To achieve such a result, the government must "listen very carefully to what the DUP says."
On Wednesday, DUP leader Arlene Foster told Dublin executives that she wanted a solution to Brexit that would not affect the constitutional position of Northern Ireland.
Ms. Foster – whose support has recently given the Conservatives a majority in parliament – said a Brexit deal "that will require a back-down – be it across the UK or Northern Ireland – will not be achieved."
The entire UK had to leave the Customs Union and the Internal Market, she said.
However, she added that the DUP was ready to "investigate the specific solutions for Northern Ireland achieved with the support and consent of the Northern Irish people".
It comes when the legal dispute over the suspension of the British Parliament is due to take place on the third day before the Supreme Court.
The British Government argues that the decision to extend the parliament is a political matter and not a matter for the parliament. Emagazine.credit-suisse.com/app/art…1007 & lang = DE However, the campaigners said the step was used "to an inappropriate purpose" to prevent the deputies to review Mr. Johnson's plans in the run-up to Brexit on October 31. The PM had called the House earlier this month for five weeks on the pretext that MEPs should not return until 14 October.

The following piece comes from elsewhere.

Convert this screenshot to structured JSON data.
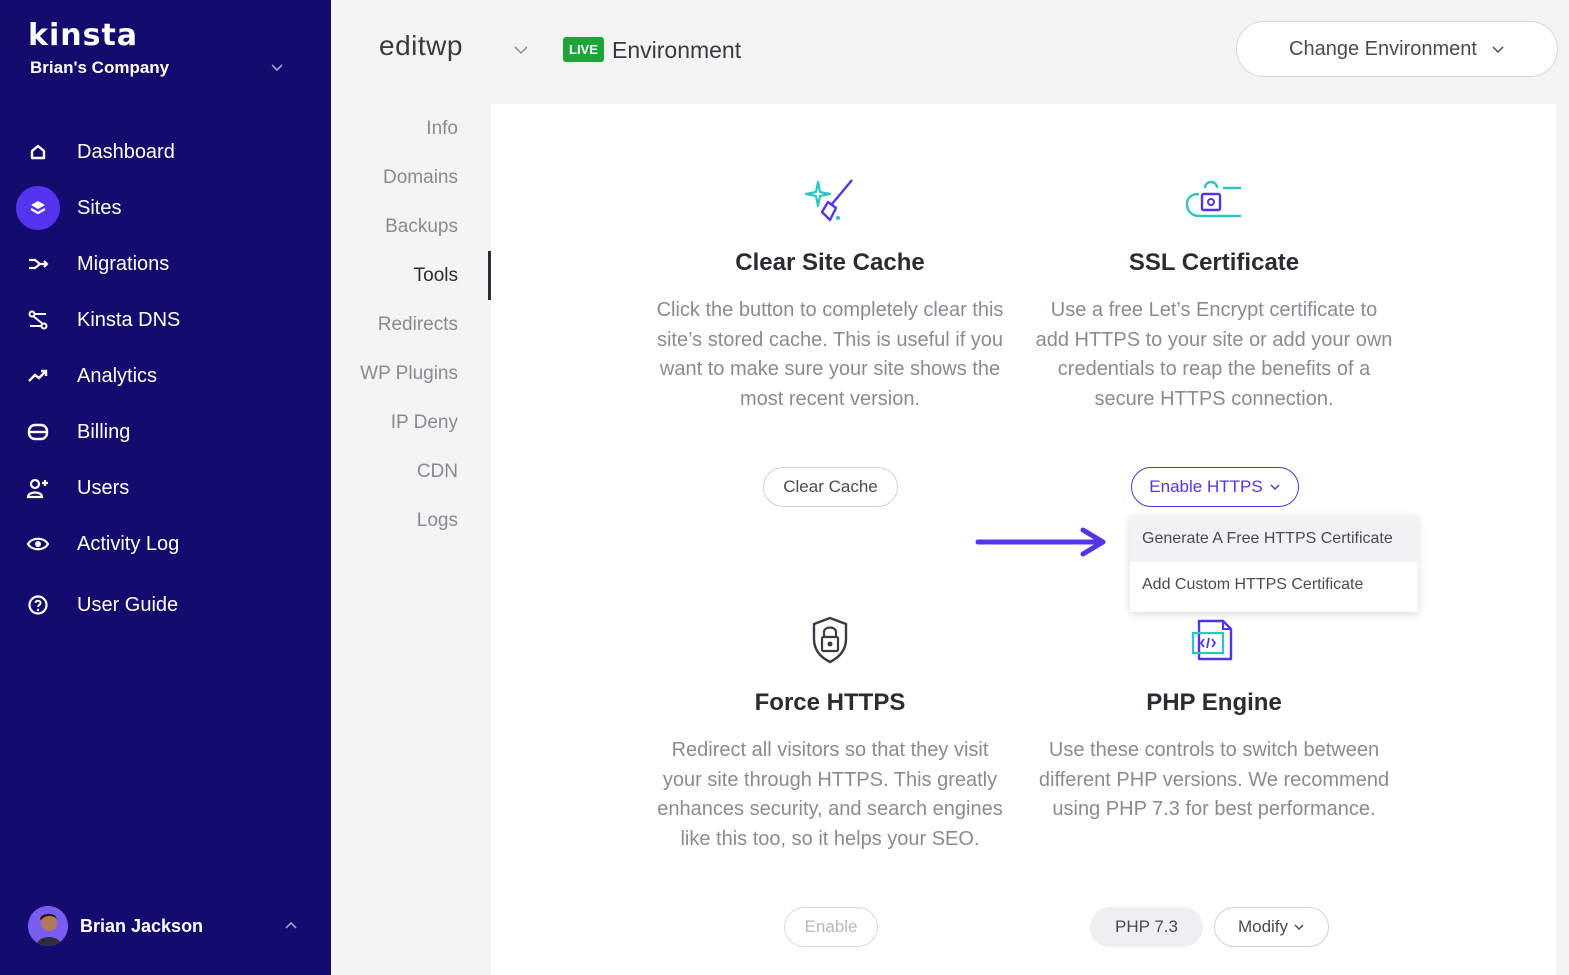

Mr. Rees-Mogg, who had traveled to Balmoral to seek the Queen's approval of the move, said it was "nonsense" to suggest this she was misled about the decision.